You could set a goal to practice basketball one hour per day, though!
How will you know your plan is working? What are the things you (or others) could see that will let you know you are closer to achieving your goal?
Think of the way your smartphone tracks your steps and how you can compare the steps you took today to yesterday’s. You can compare week to week, or even month to month. Is it something within your control? Is it realistic? What is the time frame you are wanting to achieve this goal in?
Rather than just thinking “I want to be healthy,” think of how you can frame it in a way that is time bound and within your control. For example, “Starting on Monday, after work, I will begin exercising 20 minutes a day, three times per week.”
A specific question you can ask to determine if your goals are achievable is to fill in the blank: I will know my plan is working if “blank.” What are the specific indicators that show you, and others, that you are closer to reaching your goal?
‘L’ Stands for Link.
Think again about the goal you want to achieve. Now think of something you really like to do that you could bundle with that goal. Perhaps it’s scrolling through social media posts, playing a game on your phone, or watching Netflix. Linking steps toward your goal with something you like is a way of doing what you want to do AND what you should be doing to achieve a specific goal.
The trick is that you must do the two things together. One shouldn’t happen without the other. Unlike doing something fun as a reward AFTER completing a task you’re not so fond of, this behavioral practice ties together something you like with completing necessary tasks.
So how does it work? If your goal is to spend an hour a day organizing and doing household chores so your weekends can be more relaxing.
You might bundle a not so fun task like laundry with watching your favorite Netflix show. Or maybe you’re trying to finish a paper and you decide to bundle this not so fun task with...a fancy coffee drink.
But there’s one important catch. In order to stick to the plan and make this work, you have to have some self-control. If you reward yourself without doing what you should be doing, such as watching Netflix without doing laundry, the system will begin to fall apart.
‘S’ Stands for Steps.
Larger goals can be broken down into smaller goals.
Small steps together equal a giant leap. The trick is to break goals down into the smallest, most manageable steps you can.
Think about someone who wants to go on a long run but is out of shape. While it may be tempting to want to start on the run and simply see how far you can go, it can be more helpful to start small and track your progress.
Perhaps start by getting running shoes. Another step may be running around the block after dinner. Then you might build up to running around the block two times the next day and three times the next. This allows you to check off each goal along the way, which can keep you motivated. You can also reflect on where you’ve been by documenting your progress and sharing with friends or family.

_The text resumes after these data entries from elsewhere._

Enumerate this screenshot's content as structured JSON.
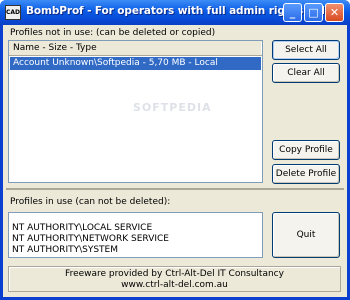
{
  "window": {
    "title": "BombProf - For operators with full admin rights only.",
    "icon_label": "CAD",
    "controls": {
      "minimize": "_",
      "maximize": "□",
      "close": "✕"
    }
  },
  "not_in_use": {
    "label": "Profiles not in use: (can be deleted or copied)",
    "column_header": "Name - Size - Type",
    "rows": [
      "Account Unknown\\Softpedia - 5,70 MB - Local"
    ],
    "watermark": "SOFTPEDIA"
  },
  "buttons": {
    "select_all": "Select All",
    "clear_all": "Clear All",
    "copy_profile": "Copy Profile",
    "delete_profile": "Delete Profile",
    "quit": "Quit"
  },
  "in_use": {
    "label": "Profiles in use (can not be deleted):",
    "rows": [
      "NT AUTHORITY\\LOCAL SERVICE",
      "NT AUTHORITY\\NETWORK SERVICE",
      "NT AUTHORITY\\SYSTEM"
    ]
  },
  "footer": {
    "line1": "Freeware provided by Ctrl-Alt-Del IT Consultancy",
    "line2": "www.ctrl-alt-del.com.au"
  },
  "colors": {
    "titlebar": "#0a5ce6",
    "selection": "#316ac5",
    "window_bg": "#ece9d8"
  }
}
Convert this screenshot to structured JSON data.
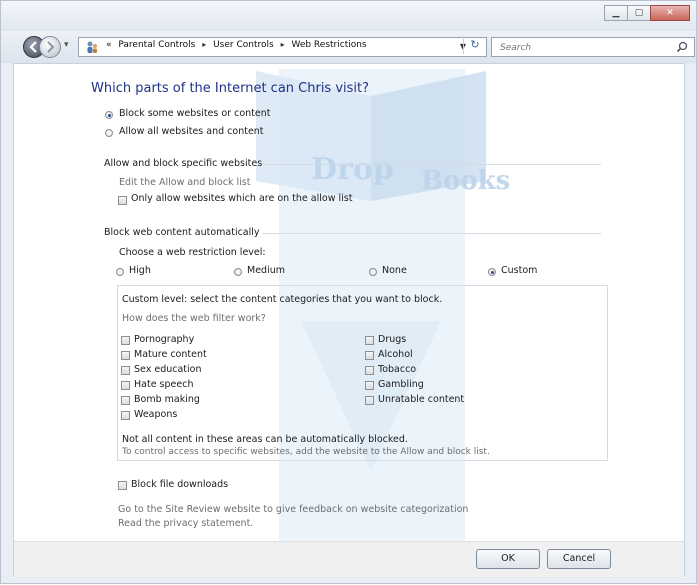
{
  "address": {
    "crumbs": [
      "«",
      "Parental Controls",
      "User Controls",
      "Web Restrictions"
    ],
    "sep": "▸"
  },
  "search": {
    "placeholder": "Search"
  },
  "main": {
    "question": "Which parts of the Internet can Chris visit?",
    "option_block": "Block some websites or content",
    "option_allow": "Allow all websites and content",
    "section_allow_block": "Allow and block specific websites",
    "edit_list_link": "Edit the Allow and block list",
    "only_allow_label": "Only allow websites which are on the allow list",
    "section_block_auto": "Block web content automatically",
    "choose_level": "Choose a web restriction level:",
    "levels": {
      "high": "High",
      "medium": "Medium",
      "none": "None",
      "custom": "Custom"
    },
    "custom_intro": "Custom level:  select the content categories that you want to block.",
    "filter_link": "How does the web filter work?",
    "categories_left": [
      "Pornography",
      "Mature content",
      "Sex education",
      "Hate speech",
      "Bomb making",
      "Weapons"
    ],
    "categories_right": [
      "Drugs",
      "Alcohol",
      "Tobacco",
      "Gambling",
      "Unratable content"
    ],
    "note": "Not all content in these areas can be automatically blocked.",
    "note_sub": "To control access to specific websites, add the website to the Allow and block list.",
    "block_downloads": "Block file downloads",
    "site_review_link": "Go to the Site Review website to give feedback on website categorization",
    "privacy_link": "Read the privacy statement."
  },
  "buttons": {
    "ok": "OK",
    "cancel": "Cancel"
  },
  "watermark": {
    "text": "Drop Books"
  },
  "colors": {
    "heading": "#1e3287",
    "link": "#2c5fa8",
    "watermark": "#c8dcef"
  }
}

So, to recap, here are the easy-to-remember skills in G.O.A.L.S.:
• Link, and
And using them is how to achieve the goals that matter to you.